I started a bit ahead of Gary. We skipped the brief "promenade" section, moving ahead to where coordinator Gary Griffin would honk the horn to indicate the start. The rules of Low-Key are the rules of the vehicle code, which means bikes ride to the right, but of course runners are not thus constrained. So we each set off on the left side of the road, I starting a bit ahead. Unfortunately, I retained my lead ahead of Gary for at best 10 seconds, before he came by with an incredible speed differential, leaving me smiling to myself that such a pace on this hill was possible. Soon he was gone, the next time I'd see him was at the finish-line food, where he told me he's run a 7:36/mile pace up the hill. That's just amazing: a 3:19 marathon pace.
Stephen Fong photo
Not long after the start I realized I'd forgotten to start my watch. This was just as well: it kept me in the moment. It's easy to do on Metcalf; the road rises steady, steeply, curve after curve.
I have to admit it was fun following riders up the hill. I managed to pass a few, but more whom I followed were able to pull away.
Stephen Fong photo
The 200 yard sign appeared. I opened my stride, kept the focus on relaxation, and tried to lengthen my stride more. The finish! I gave my number to the fantastic volunteers, and went to get some liquid after the unseasonably hot climb. I recovered quickly: I felt as if I could do it again. A good sign: I was adapting to running, clearly! Not that long ago I'd have been incapacitated for days. But also a bad sign. I clearly hadn't been able to push myself hard enough. But that's not a bad thing: it indicates room for improvement!

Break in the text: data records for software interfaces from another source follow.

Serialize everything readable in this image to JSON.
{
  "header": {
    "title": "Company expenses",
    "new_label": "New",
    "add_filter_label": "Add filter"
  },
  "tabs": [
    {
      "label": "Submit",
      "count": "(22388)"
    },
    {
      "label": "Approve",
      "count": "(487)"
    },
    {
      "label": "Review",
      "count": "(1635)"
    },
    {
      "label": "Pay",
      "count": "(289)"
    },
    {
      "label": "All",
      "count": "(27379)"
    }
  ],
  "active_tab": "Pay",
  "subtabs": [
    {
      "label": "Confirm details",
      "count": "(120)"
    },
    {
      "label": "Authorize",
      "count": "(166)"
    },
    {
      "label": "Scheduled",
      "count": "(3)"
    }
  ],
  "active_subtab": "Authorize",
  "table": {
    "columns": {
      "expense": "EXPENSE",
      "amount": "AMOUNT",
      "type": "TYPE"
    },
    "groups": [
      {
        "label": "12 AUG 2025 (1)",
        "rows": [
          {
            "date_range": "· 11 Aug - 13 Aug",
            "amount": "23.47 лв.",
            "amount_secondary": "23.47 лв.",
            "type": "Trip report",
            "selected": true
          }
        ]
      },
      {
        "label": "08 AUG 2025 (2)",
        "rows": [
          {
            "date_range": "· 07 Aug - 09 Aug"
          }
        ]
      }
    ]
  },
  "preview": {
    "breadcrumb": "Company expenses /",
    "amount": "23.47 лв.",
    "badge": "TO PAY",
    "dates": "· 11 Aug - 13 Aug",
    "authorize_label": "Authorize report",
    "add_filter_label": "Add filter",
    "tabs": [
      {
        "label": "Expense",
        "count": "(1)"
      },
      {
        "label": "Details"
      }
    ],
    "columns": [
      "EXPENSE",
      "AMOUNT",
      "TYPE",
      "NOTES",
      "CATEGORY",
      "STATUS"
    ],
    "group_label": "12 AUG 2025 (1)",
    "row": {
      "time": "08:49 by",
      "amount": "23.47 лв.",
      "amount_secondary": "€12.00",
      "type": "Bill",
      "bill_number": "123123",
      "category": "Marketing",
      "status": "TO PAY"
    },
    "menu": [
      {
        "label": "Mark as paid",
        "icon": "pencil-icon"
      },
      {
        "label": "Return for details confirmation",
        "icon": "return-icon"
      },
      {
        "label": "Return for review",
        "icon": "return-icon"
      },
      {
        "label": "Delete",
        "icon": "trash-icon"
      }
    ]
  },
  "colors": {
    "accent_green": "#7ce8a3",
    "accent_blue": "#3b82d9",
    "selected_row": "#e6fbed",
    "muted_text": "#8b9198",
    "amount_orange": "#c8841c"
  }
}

Later, I ran back down to the start. This wasn't bad at all: I felt relaxed, loose. The descent was fun, even if I ran slowly. When I arrived at the bottom, I fetched my bicycle off Greg McQuaid's roof-rack, and redid the climb. 12:02 of embracing the pain and I was back at the top. Ah! Much better. Running is fun, a wonderful diversion, a novel experience, but cycling is where my heart is.